When the man in the boiler suit stopped talking, the woman in the leather jacket would take up the thread and continue it. When the woman in the leather jacket stopped talking, the man in the boiler suit would start again.
Tilly sat in her armchair, eyes moving to one speaker and then the other, not speaking even to ask a question. The only time the two Others saw any emotion on her face was when they explained their theory that humans and hostiles were possibly related, given how they both consumed carbon compounds without heed to sustainability.
Eventually they finished, and Tilly got up. "I'm starving," she said. "I'm making tea and a sandwich. Do you two want anything?"
"We can't..." the woman with the leather jacket started.
"All right, all right," said Tilly. "But I'm going to." She headed into the kitchen, put the kettle on, and used the excuse of making the sandwich and boiling the water to gather some thoughts. She tried to remember every interaction she'd ever had with them. Or, at least, that had seemed to be them.
She sliced up some cheese to make the sandwich with and frowned. Ethics and historical precedence were her strong suits. Neither was going to work here.
"Quantum physics," she announced, carrying a tray with the tea and food on it back to the living room.
The man and woman had been conversing in low voices with each other, casting nervous glances at the door out of the apartment. "Eh? What's that?" said the man in the boiler suit.
"Quantum physics," said Tilly. "There's a theory in quantum physics that once you observe something, you change it. Only applies to the particle level, but scientists have to take a similar outlook into account when they are studying macro objects, like trees or oceans. Or animals."
The woman flinched and shot a look at the man, who said slowly, "We have similar restrictions on our research..."
"Really?" said Tilly. "You could have fooled me, seeing as how I first encountered you when I was six years old." She added milk to her tea. "I've been able to spot you regularly ever since then. You were an administrator at my faculty in university. You were even the bus driver on the Greyhound we took from Montreal to Toronto." She peered at the woman in the leather jacket. "You might have even been the girlfriend of our contact at the cherry orchard co-op."
The woman in the leather jacket shrugged. "I was trying to compare human sexuality to the cherry trees. Sexual reproduction isn't as common in this galaxy as you might think."
"Fascinating," said Tilly, washing down a bit of sandwich with some tea. "The point is, from the point of view of this particular test subject, you haven't been very good scientists. Not by Earth standards, which I suspect are a lot more lax than where-ever you lot are from."
The woman and the man exchanged glances.
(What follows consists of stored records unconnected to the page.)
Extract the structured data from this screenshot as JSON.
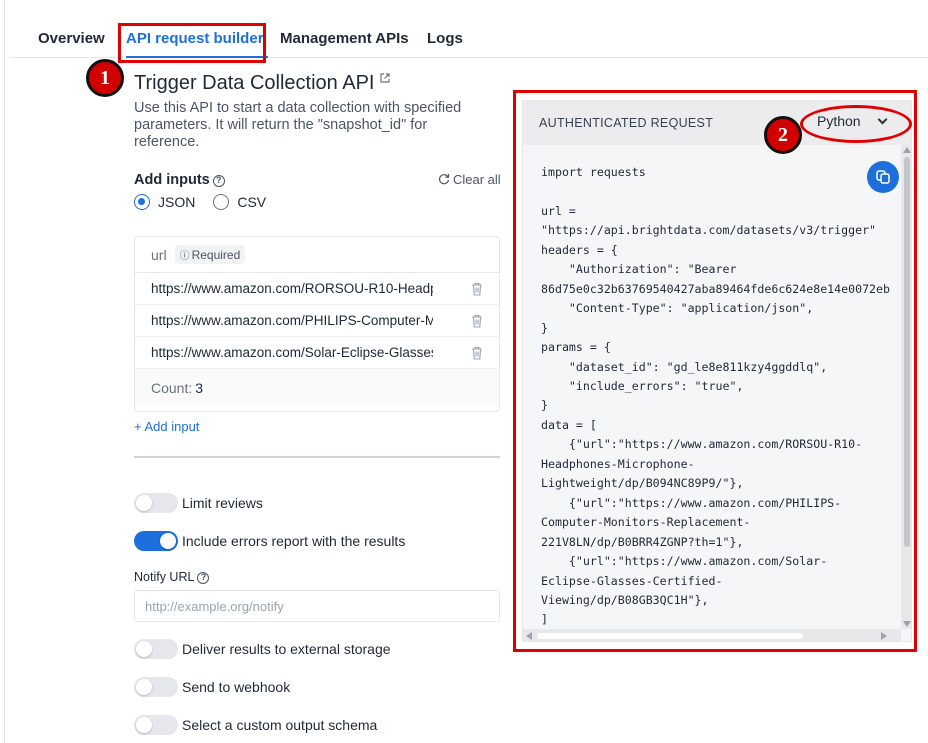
{
  "tabs": [
    {
      "label": "Overview",
      "active": false
    },
    {
      "label": "API request builder",
      "active": true
    },
    {
      "label": "Management APIs",
      "active": false
    },
    {
      "label": "Logs",
      "active": false
    }
  ],
  "annotations": {
    "badge_1": "1",
    "badge_2": "2",
    "color": "#e00000"
  },
  "api": {
    "title": "Trigger Data Collection API",
    "description": "Use this API to start a data collection with specified parameters. It will return the \"snapshot_id\" for reference.",
    "title_icon": "external-link-icon"
  },
  "inputs": {
    "heading": "Add inputs",
    "clear_label": "Clear all",
    "formats": [
      {
        "label": "JSON",
        "selected": true
      },
      {
        "label": "CSV",
        "selected": false
      }
    ],
    "column_label": "url",
    "required_label": "Required",
    "rows": [
      "https://www.amazon.com/RORSOU-R10-Headphones-Microphone-Lightweight/dp/B094NC89P9/",
      "https://www.amazon.com/PHILIPS-Computer-Monitors-Replacement-221V8LN/dp/B0BRR4ZGNP?th=1",
      "https://www.amazon.com/Solar-Eclipse-Glasses-Certified-Viewing/dp/B08GB3QC1H"
    ],
    "count_label": "Count:",
    "count_value": "3",
    "add_label": "+ Add input"
  },
  "options": {
    "limit_reviews": {
      "label": "Limit reviews",
      "on": false
    },
    "include_errors": {
      "label": "Include errors report with the results",
      "on": true
    },
    "notify_label": "Notify URL",
    "notify_placeholder": "http://example.org/notify",
    "external_storage": {
      "label": "Deliver results to external storage",
      "on": false
    },
    "webhook": {
      "label": "Send to webhook",
      "on": false
    },
    "custom_schema": {
      "label": "Select a custom output schema",
      "on": false
    }
  },
  "code_panel": {
    "header": "AUTHENTICATED REQUEST",
    "language": "Python",
    "code": "import requests\n\nurl =\n\"https://api.brightdata.com/datasets/v3/trigger\"\nheaders = {\n    \"Authorization\": \"Bearer\n86d75e0c32b63769540427aba89464fde6c624e8e14e0072eb\n    \"Content-Type\": \"application/json\",\n}\nparams = {\n    \"dataset_id\": \"gd_le8e811kzy4ggddlq\",\n    \"include_errors\": \"true\",\n}\ndata = [\n    {\"url\":\"https://www.amazon.com/RORSOU-R10-\nHeadphones-Microphone-\nLightweight/dp/B094NC89P9/\"},\n    {\"url\":\"https://www.amazon.com/PHILIPS-\nComputer-Monitors-Replacement-\n221V8LN/dp/B0BRR4ZGNP?th=1\"},\n    {\"url\":\"https://www.amazon.com/Solar-\nEclipse-Glasses-Certified-\nViewing/dp/B08GB3QC1H\"},\n]"
  },
  "colors": {
    "accent": "#1d6fdc",
    "annotation": "#e00000",
    "panel_bg": "#f5f6f7"
  }
}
"And now," said Tilly, taking another sip of tea to extend the pause, "You're asking your test subject for help. All right, I'll draw on whatever vestigial hunter-gatherer instincts I have and ask you: why should I? Besides scaring me half to death, which was largely your fault for warning me about them — interference on your part again, see — what harm have the hostiles done me?"
"They've killed at least six of your kind," said the woman. "Those bodies they inhabit — they're not alive anymore."
Tilly set down the sandwich half she was holding and forced herself to swallow. "I was wondering about that when they talked to me at the subway station."
The man in the boiler suit startled. "What did they talk to you about?"
"When that homeless man killed himself, said he'd found the door in the ground," said Tilly. "They wanted to know where the door in the sky was. You keep putting it in the wrong neighbourhood, by the way."
The room suddenly smelled of oranges and lilacs, and Tilly could have sworn that for a moment, the woman in the leather jacket turned green. Noises came out of her that Tilly would never have dreamt were possible for a human body to make, but they seemed intelligible to the man in the boiler suit, who paled.
"The door in the sky is for you to travel back to our world with us, safely," said the woman in the leather jacket. "And it's completely against protocol to set it up without determining timing, location, and willingness of the subject beforehand."
"Well, someone's put it up about twice, right altitude, but in completely the wrong neighbourhood," said Tilly. "I've seen it, and my grand-daughter has seen it twice."
Someone thumped at Tilly's door, and all three beings in the living room jumped. "Mrs. Zondernaam?" said a voice with a slight Spanish accent. "I can hear voices. I know you're in there. You left your garbage in the garbage room again. You're supposed to put it down the chute."
"Nonsense," called Tilly. "I always put it down the chute."
"What are you doing?" hissed the woman in the leather jacket. "She's one of them. What did we just tell you?"
"She can hear us talking," whispered Tilly. "I've heard plenty in that corridor. You asked me to, remember?"
"Mrs. Zondernaam, open the door."
"Certainly not," said Tilly. "If you have a complaint about me, we can mediate with the supervisor. You have no reason to accuse me."
"Have it your way," said the voice in the corridor. There was a light thump against the bottom of the door.
The man leapt out of his seat and ran towards the door, while the woman stood up and started fishing around in her coat pocket.
"Hurry!" shouted the man. Tilly stood herself and turned to see what they were looking at.
A white light was slowly brightening the crack under the door.